  4. Items that encourage self-mutilation, starvation, or other self-harm

We hope these guidelines are helpful, but we cannot catalog every permitted or prohibited item. We reserve the right to remove listings that we determine are not within the spirit of KoopoOnline. Such listings will be removed from the site, and the member’s selling privileges may be suspended and/or terminated.

If you see something on KoopoOnline that appears to violate these rules, you can report it to us. At the bottom of a listing page, you can click Report this item to KoopoOnline. To report copyright or intellectual property infringement, please follow the instructions in KoopoOnline’s Intellectual Property Policy.

For all other reports, or for any questions, please contact KoopoOnline Support.

Reading Materials:

In crafting these policies, we found a number of thoughtful essays and articles. Here are a few that we found illuminating:

Sexism, Racism and Other -isms in Library Materials (1973), http://ethics.iit.edu/ecodes/node/3748

“It is inevitable in the give and take of the democratic process that the political, the moral, or the aesthetic concepts of an individual or group will occasionally collide with those of another individual or group. In a free society each individual is free to determine for himself what he wishes to read, and each group is free to determine what it will recommend to its freely associated members. But no group has the right to take the law into its own hands, and to impose its own concept of politics or morality upon other members of a democratic society. Freedom is no freedom if it is accorded only to the accepted and the inoffensive …. We realize that application of these propositions may mean the dissemination of ideas and manners of expression that are repugnant to many persons. We do not state these propositions in the comfortable belief that what people read is unimportant. We believe rather that what people read is deeply important; that ideas can be dangerous; but that the suppression of ideas is fatal to a democratic society.
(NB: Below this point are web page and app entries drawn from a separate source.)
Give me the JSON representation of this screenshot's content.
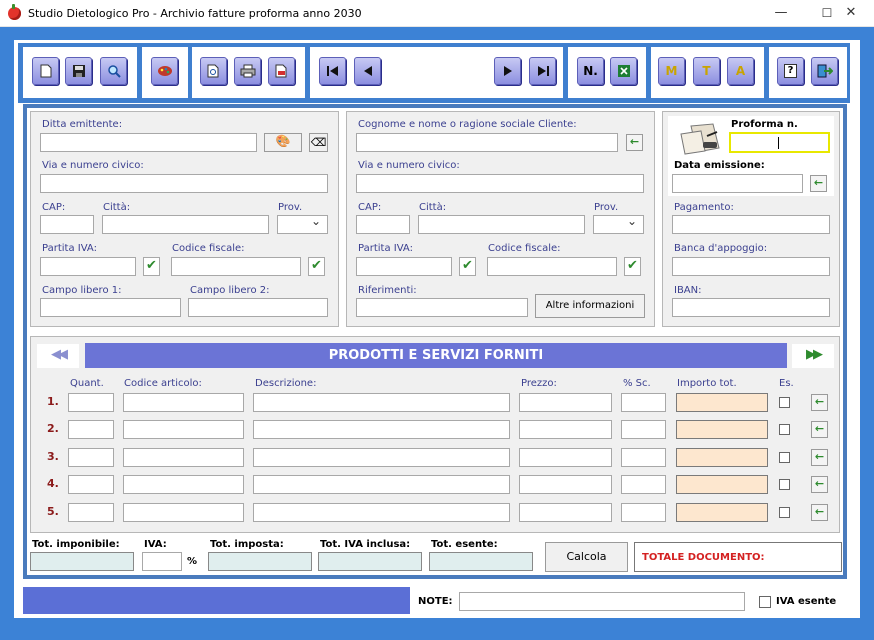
{
  "window": {
    "title": "Studio Dietologico Pro - Archivio fatture proforma anno 2030",
    "minimize": "—",
    "maximize": "☐",
    "close": "✕"
  },
  "toolbar": {
    "n_label": "N.",
    "m_label": "M",
    "t_label": "T",
    "a_label": "A",
    "help_label": "?"
  },
  "emitter": {
    "company_label": "Ditta emittente:",
    "address_label": "Via e numero civico:",
    "cap_label": "CAP:",
    "city_label": "Città:",
    "prov_label": "Prov.",
    "vat_label": "Partita IVA:",
    "tax_code_label": "Codice fiscale:",
    "free1_label": "Campo libero 1:",
    "free2_label": "Campo libero 2:"
  },
  "client": {
    "name_label": "Cognome e nome o ragione sociale Cliente:",
    "address_label": "Via e numero civico:",
    "cap_label": "CAP:",
    "city_label": "Città:",
    "prov_label": "Prov.",
    "vat_label": "Partita IVA:",
    "tax_code_label": "Codice fiscale:",
    "references_label": "Riferimenti:",
    "more_info_button": "Altre informazioni"
  },
  "proforma": {
    "number_label": "Proforma n.",
    "date_label": "Data emissione:",
    "payment_label": "Pagamento:",
    "bank_label": "Banca d'appoggio:",
    "iban_label": "IBAN:"
  },
  "products": {
    "title": "PRODOTTI E SERVIZI FORNITI",
    "col_qty": "Quant.",
    "col_code": "Codice articolo:",
    "col_desc": "Descrizione:",
    "col_price": "Prezzo:",
    "col_discount": "% Sc.",
    "col_amount": "Importo tot.",
    "col_exempt": "Es.",
    "rows": [
      "1.",
      "2.",
      "3.",
      "4.",
      "5."
    ]
  },
  "totals": {
    "taxable_label": "Tot. imponibile:",
    "vat_label": "IVA:",
    "percent": "%",
    "tax_label": "Tot. imposta:",
    "vat_included_label": "Tot. IVA inclusa:",
    "exempt_label": "Tot. esente:",
    "calc_button": "Calcola",
    "total_doc_label": "TOTALE DOCUMENTO:"
  },
  "footer": {
    "notes_label": "NOTE:",
    "vat_exempt_label": "IVA esente"
  },
  "colors": {
    "frame": "#3c82d6",
    "toolbar_button": "#8c8fe0",
    "banner": "#6b74d6",
    "total_red": "#d42121",
    "row_number": "#8b1a1a",
    "amount_field": "#fde7cf"
  }
}
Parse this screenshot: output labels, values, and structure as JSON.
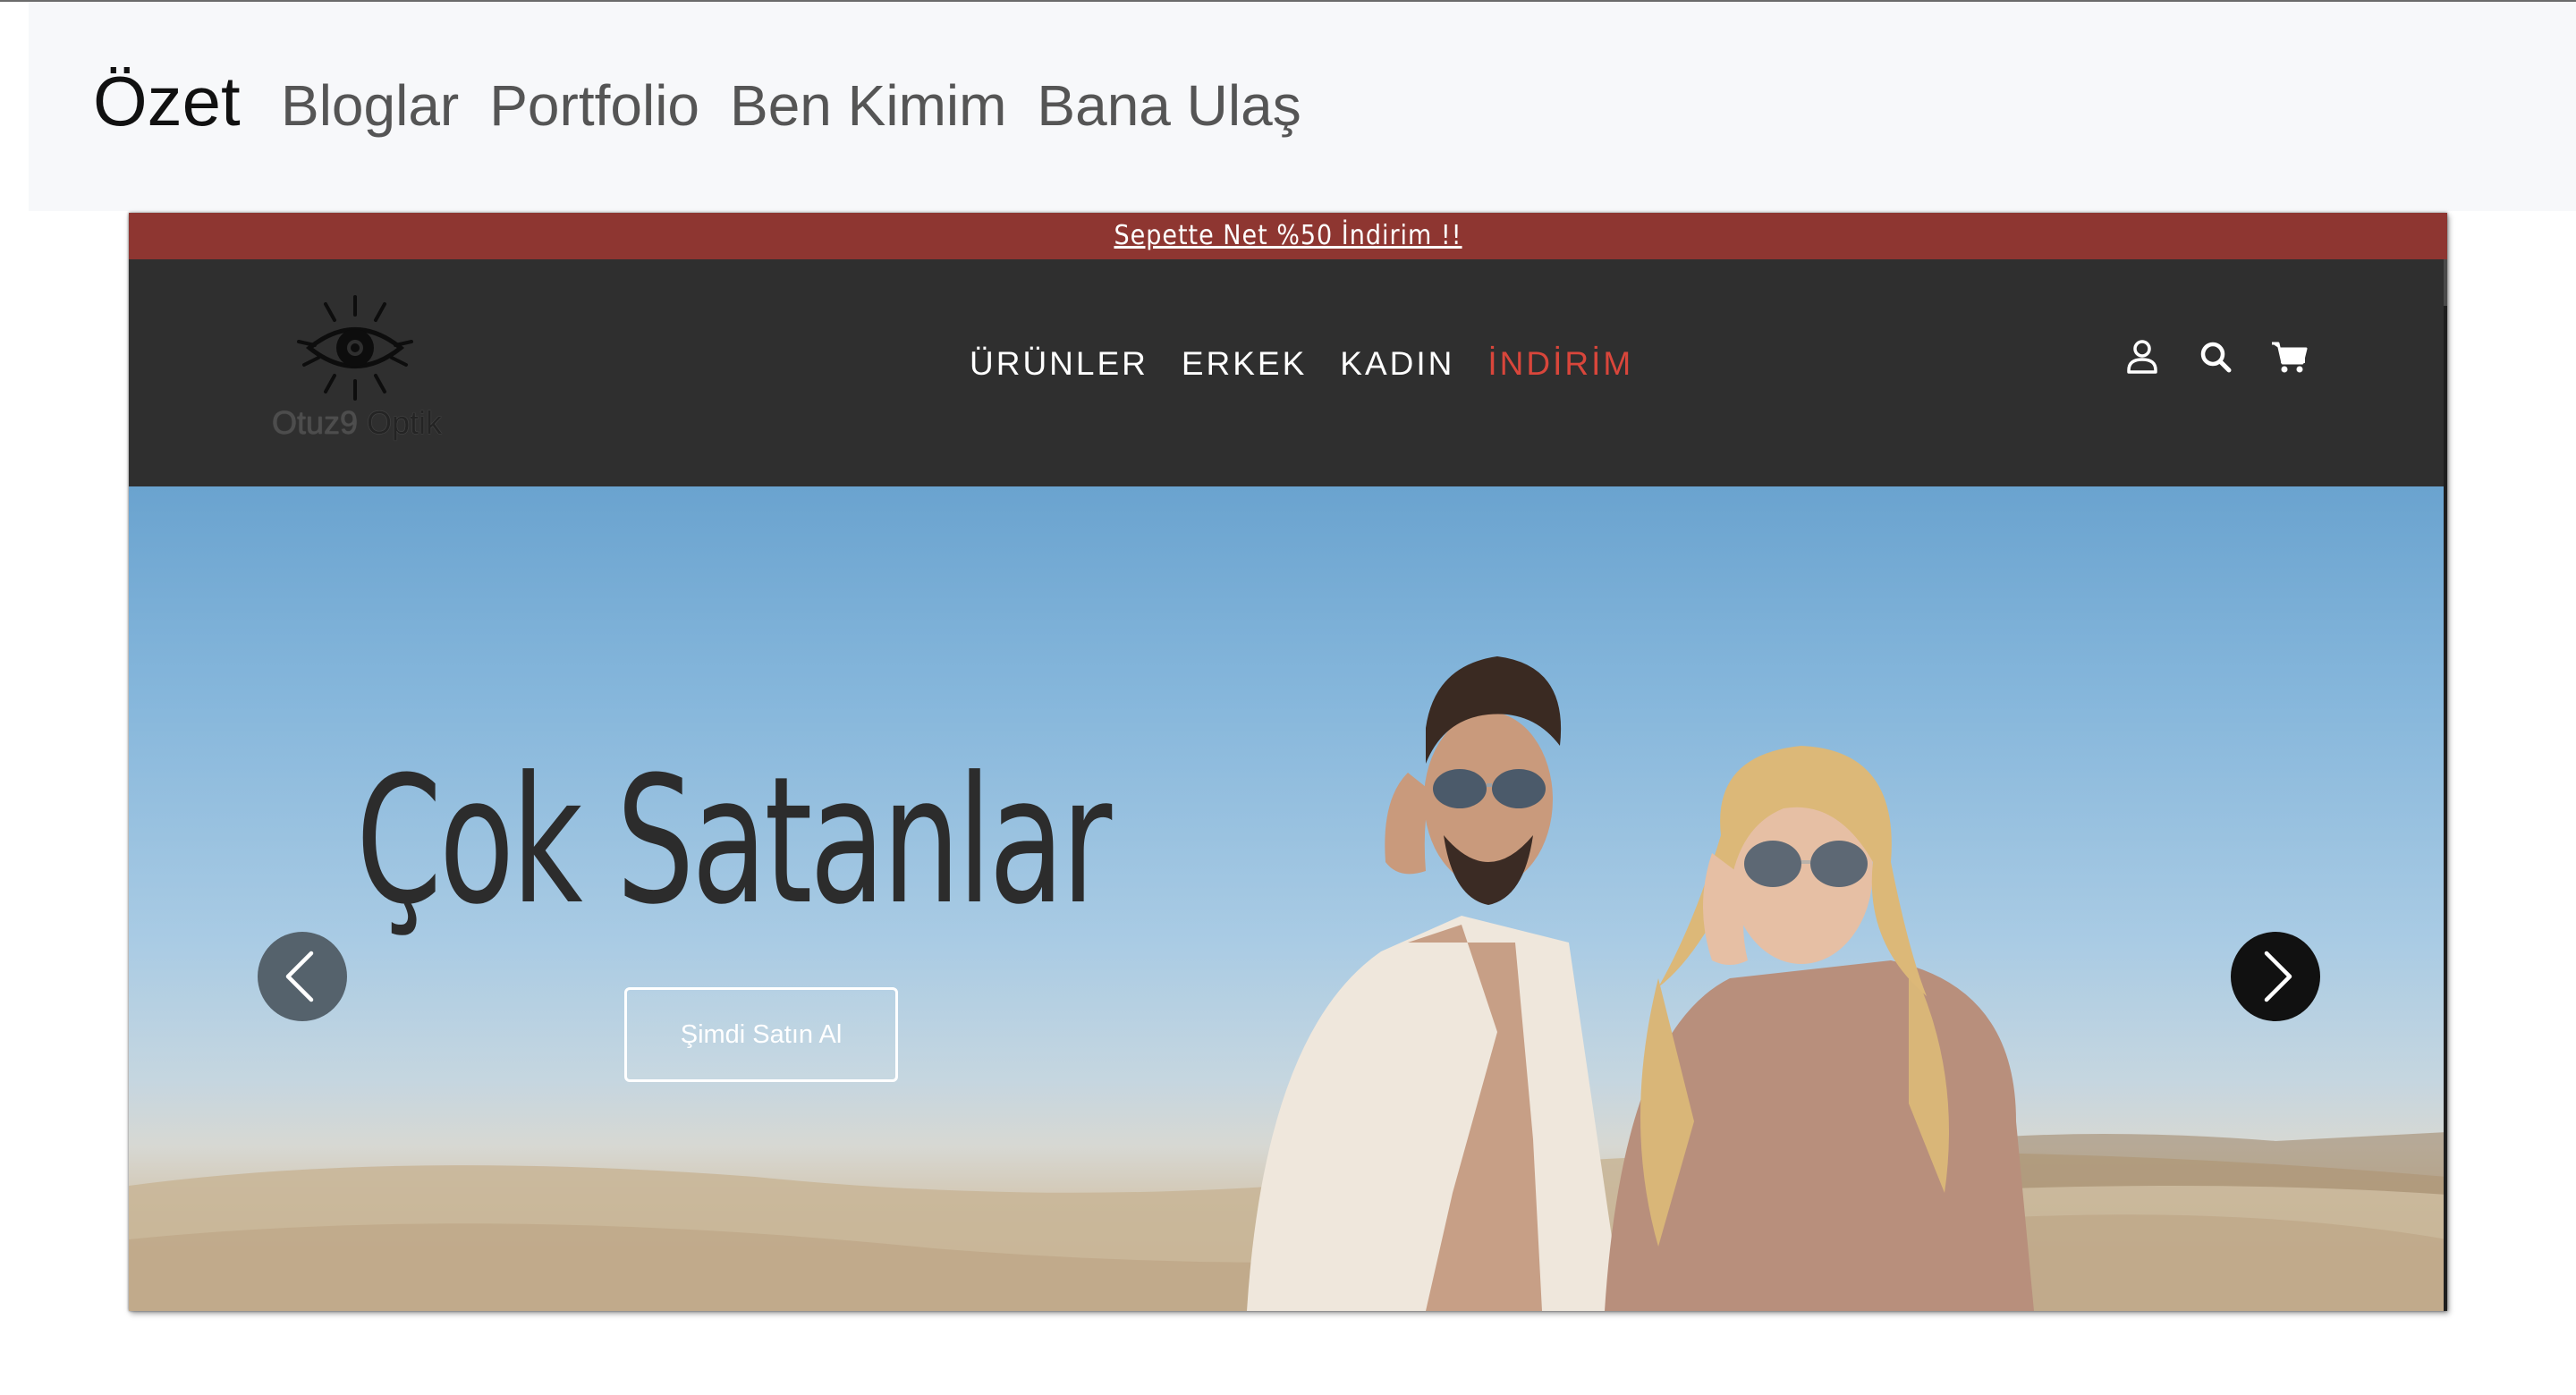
{
  "portfolio_nav": {
    "brand": "Özet",
    "links": [
      "Bloglar",
      "Portfolio",
      "Ben Kimim",
      "Bana Ulaş"
    ]
  },
  "site": {
    "announcement": "Sepette Net %50 İndirim !!",
    "logo": {
      "icon": "eye-icon",
      "text_part1": "Otuz9",
      "text_part2": " Optik"
    },
    "menu": [
      "ÜRÜNLER",
      "ERKEK",
      "KADIN",
      "İNDİRİM"
    ],
    "sale_color": "#d9463b",
    "announcement_color": "#8e3631",
    "header_icons": [
      "user-icon",
      "search-icon",
      "cart-icon"
    ],
    "hero": {
      "title": "Çok Satanlar",
      "button": "Şimdi Satın Al",
      "prev_icon": "chevron-left-icon",
      "next_icon": "chevron-right-icon"
    }
  }
}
Freedom itself is a dangerous way of life, but it is ours.”

How the world loved the swastika – until Hitler stole it, BBC News Magazine, October 22, 2014 http://www.bbc.co.uk/news/magazine-29644591
Should Blacks Collect Racist Memorabilia? The Root, June 2013 http://www.theroot.com/articles/history/2013/06/should_blacks_collect_racist_memorabilia.html
The Native American Mascot: Tribute or Stereotype? Psychology Today, May 21, 2012 https://www.psychologytoday.com/blog/science-small-talk/201205/the-native-american-mascot-tribute-or-stereotype
Keeping Kids From Toy Guns: How One Mother Changed Her Mind, The Atlantic, Aug. 9, 2013 http://www.theatlantic.com/national/archive/2013/08/keeping-kids-from-toy-guns-how-one-mother-changed-her-mind/278518/
Toy Guns: Do They Lead to Real-Life Violence? WebMd, December 1, 2011 http://www.webmd.com/parenting/features/toy-guns-do-they-lead-real-life-violence
Why Gun Play Is Still OK, The Huffington Post, September 29, 2012 http://www.huffingtonpost.com/heather-shumaker/gun-play_b_1720962.html
Art And Violence, The Huffington Post, September 18, 2014 http://www.huffingtonpost.com/ian-buruma/art-and-violence_b_5837648.html
When the master of peace did violence, The Guardian, October 25, 2003 http://www.theguardian.com/culture/2003/oct/25/1